» Task statement
In your output, repeat each entry exactly and include no pictures.

----

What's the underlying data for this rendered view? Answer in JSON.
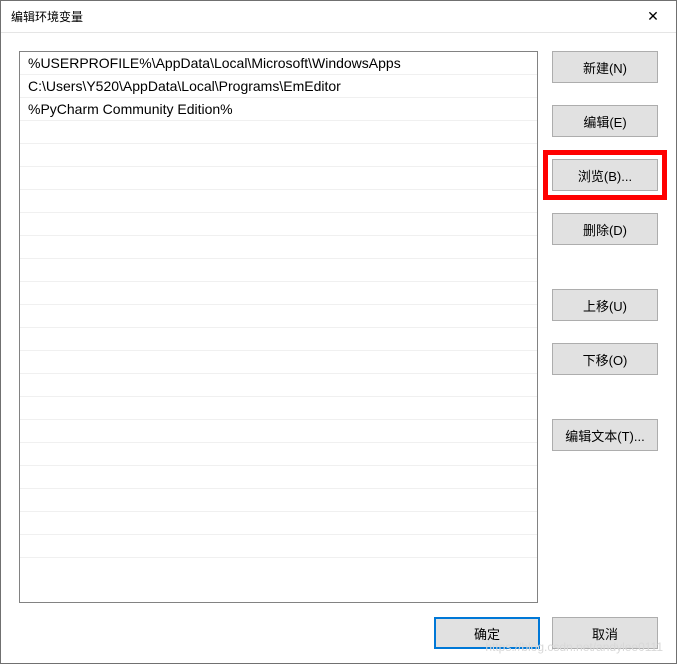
{
  "window": {
    "title": "编辑环境变量",
    "close_glyph": "✕"
  },
  "list": {
    "items": [
      "%USERPROFILE%\\AppData\\Local\\Microsoft\\WindowsApps",
      "C:\\Users\\Y520\\AppData\\Local\\Programs\\EmEditor",
      "%PyCharm Community Edition%"
    ]
  },
  "buttons": {
    "new": "新建(N)",
    "edit": "编辑(E)",
    "browse": "浏览(B)...",
    "delete": "删除(D)",
    "move_up": "上移(U)",
    "move_down": "下移(O)",
    "edit_text": "编辑文本(T)..."
  },
  "footer": {
    "ok": "确定",
    "cancel": "取消"
  },
  "watermark": "https://blog.csdn.net/andylee0111",
  "highlight": {
    "target": "browse",
    "color": "#ff0000"
  }
}
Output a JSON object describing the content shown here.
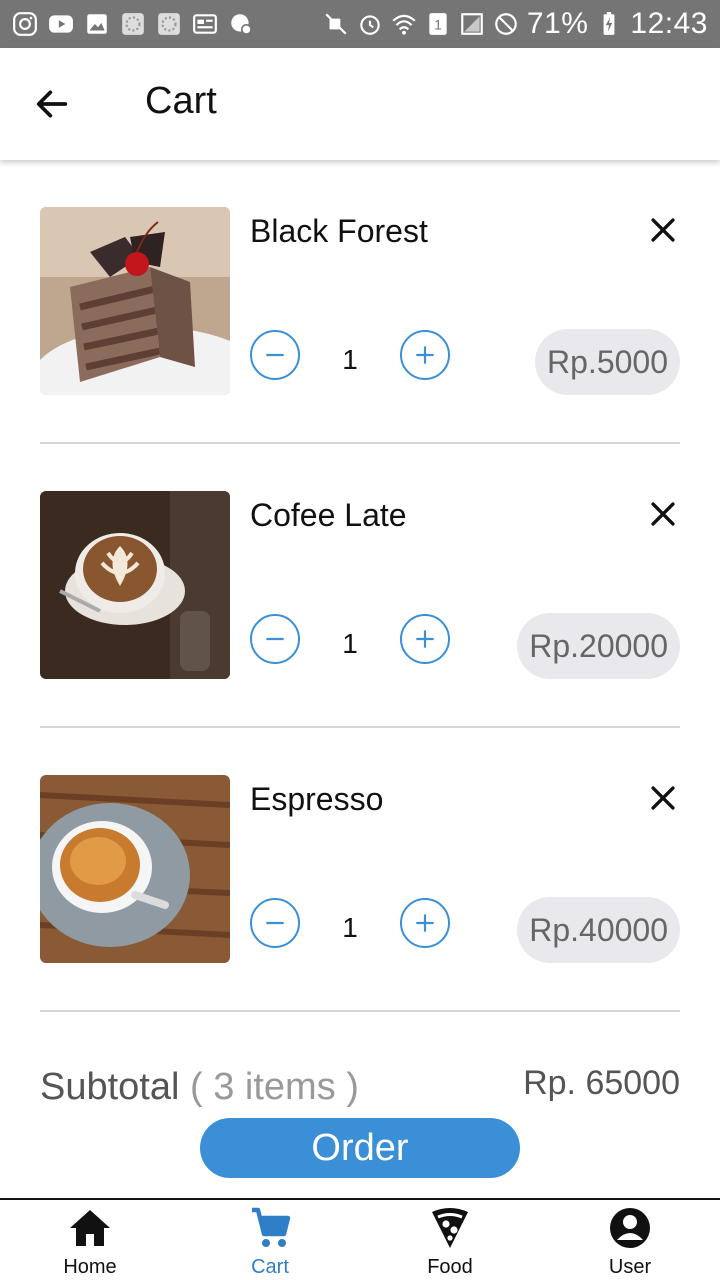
{
  "status_bar": {
    "battery": "71%",
    "time": "12:43",
    "icons": [
      "instagram-icon",
      "youtube-icon",
      "gallery-icon",
      "pattern-icon",
      "pattern-icon",
      "news-icon",
      "vpn-icon",
      "mute-icon",
      "alarm-icon",
      "wifi-icon",
      "sim-icon",
      "signal-icon",
      "do-not-disturb-icon",
      "battery-charging-icon"
    ]
  },
  "header": {
    "title": "Cart",
    "back_icon": "arrow-back-icon"
  },
  "cart": {
    "items": [
      {
        "name": "Black Forest",
        "quantity": "1",
        "price": "Rp.5000",
        "image": "black-forest-cake"
      },
      {
        "name": "Cofee Late",
        "quantity": "1",
        "price": "Rp.20000",
        "image": "latte-art-cup"
      },
      {
        "name": "Espresso",
        "quantity": "1",
        "price": "Rp.40000",
        "image": "espresso-cup"
      }
    ]
  },
  "summary": {
    "subtotal_label": "Subtotal",
    "item_count": "( 3 items )",
    "subtotal_value": "Rp. 65000",
    "order_label": "Order"
  },
  "bottom_nav": {
    "items": [
      {
        "label": "Home",
        "icon": "home-icon",
        "active": false
      },
      {
        "label": "Cart",
        "icon": "cart-icon",
        "active": true
      },
      {
        "label": "Food",
        "icon": "pizza-icon",
        "active": false
      },
      {
        "label": "User",
        "icon": "user-icon",
        "active": false
      }
    ]
  },
  "colors": {
    "accent": "#3a8fd6",
    "active_nav": "#2f7fc8",
    "status_bar": "#757575",
    "price_pill": "#e9e9ed"
  }
}
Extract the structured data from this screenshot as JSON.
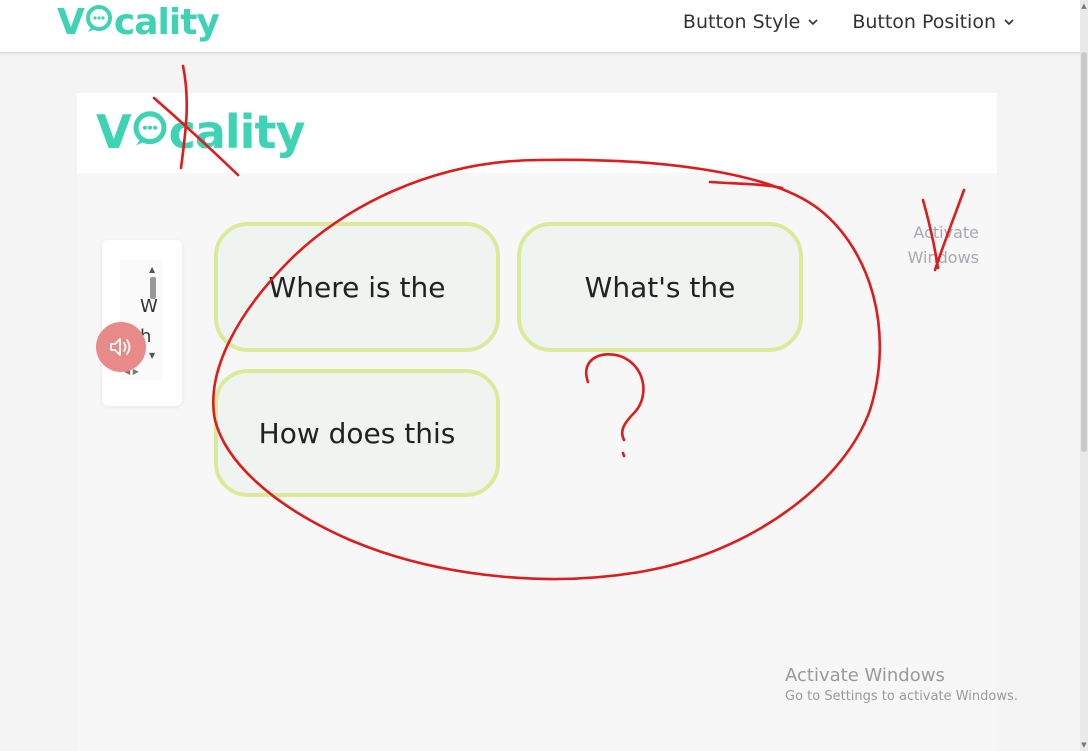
{
  "brand": {
    "logo_text": "Vocality",
    "logo_before": "V",
    "logo_after": "cality",
    "color": "#3fd3b5"
  },
  "nav": {
    "items": [
      {
        "label": "Button Style"
      },
      {
        "label": "Button Position"
      }
    ]
  },
  "widget": {
    "lines": [
      "W",
      "h"
    ],
    "speaker_icon": "speaker-icon",
    "speaker_color": "#e88a88"
  },
  "questions": [
    {
      "label": "Where is the"
    },
    {
      "label": "What's the"
    },
    {
      "label": "How does this"
    }
  ],
  "preview_overlay": {
    "line1": "Activate",
    "line2": "Windows"
  },
  "watermark": {
    "title": "Activate Windows",
    "subtitle": "Go to Settings to activate Windows."
  },
  "colors": {
    "button_border": "#dde99a",
    "button_bg": "#eff4f1",
    "annotation": "#dd1c1c"
  }
}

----

» Solution
What's the underlying data for this rendered view? Answer in JSON.
{
  "window": {
    "title": "编辑环境变量",
    "close_glyph": "✕"
  },
  "list": {
    "items": [
      "%USERPROFILE%\\AppData\\Local\\Microsoft\\WindowsApps",
      "C:\\Users\\Y520\\AppData\\Local\\Programs\\EmEditor",
      "%PyCharm Community Edition%"
    ]
  },
  "buttons": {
    "new": "新建(N)",
    "edit": "编辑(E)",
    "browse": "浏览(B)...",
    "delete": "删除(D)",
    "move_up": "上移(U)",
    "move_down": "下移(O)",
    "edit_text": "编辑文本(T)..."
  },
  "footer": {
    "ok": "确定",
    "cancel": "取消"
  },
  "watermark": "https://blog.csdn.net/andylee0111",
  "highlight": {
    "target": "browse",
    "color": "#ff0000"
  }
}
Output a JSON object describing the content shown here.
{
  "status_bar": {
    "battery": "71%",
    "time": "12:43",
    "icons": [
      "instagram-icon",
      "youtube-icon",
      "gallery-icon",
      "pattern-icon",
      "pattern-icon",
      "news-icon",
      "vpn-icon",
      "mute-icon",
      "alarm-icon",
      "wifi-icon",
      "sim-icon",
      "signal-icon",
      "do-not-disturb-icon",
      "battery-charging-icon"
    ]
  },
  "header": {
    "title": "Cart",
    "back_icon": "arrow-back-icon"
  },
  "cart": {
    "items": [
      {
        "name": "Black Forest",
        "quantity": "1",
        "price": "Rp.5000",
        "image": "black-forest-cake"
      },
      {
        "name": "Cofee Late",
        "quantity": "1",
        "price": "Rp.20000",
        "image": "latte-art-cup"
      },
      {
        "name": "Espresso",
        "quantity": "1",
        "price": "Rp.40000",
        "image": "espresso-cup"
      }
    ]
  },
  "summary": {
    "subtotal_label": "Subtotal",
    "item_count": "( 3 items )",
    "subtotal_value": "Rp. 65000",
    "order_label": "Order"
  },
  "bottom_nav": {
    "items": [
      {
        "label": "Home",
        "icon": "home-icon",
        "active": false
      },
      {
        "label": "Cart",
        "icon": "cart-icon",
        "active": true
      },
      {
        "label": "Food",
        "icon": "pizza-icon",
        "active": false
      },
      {
        "label": "User",
        "icon": "user-icon",
        "active": false
      }
    ]
  },
  "colors": {
    "accent": "#3a8fd6",
    "active_nav": "#2f7fc8",
    "status_bar": "#757575",
    "price_pill": "#e9e9ed"
  }
}
Extract the structured data from this screenshot as JSON.
{
  "brand": {
    "logo_text": "Vocality",
    "logo_before": "V",
    "logo_after": "cality",
    "color": "#3fd3b5"
  },
  "nav": {
    "items": [
      {
        "label": "Button Style"
      },
      {
        "label": "Button Position"
      }
    ]
  },
  "widget": {
    "lines": [
      "W",
      "h"
    ],
    "speaker_icon": "speaker-icon",
    "speaker_color": "#e88a88"
  },
  "questions": [
    {
      "label": "Where is the"
    },
    {
      "label": "What's the"
    },
    {
      "label": "How does this"
    }
  ],
  "preview_overlay": {
    "line1": "Activate",
    "line2": "Windows"
  },
  "watermark": {
    "title": "Activate Windows",
    "subtitle": "Go to Settings to activate Windows."
  },
  "colors": {
    "button_border": "#dde99a",
    "button_bg": "#eff4f1",
    "annotation": "#dd1c1c"
  }
}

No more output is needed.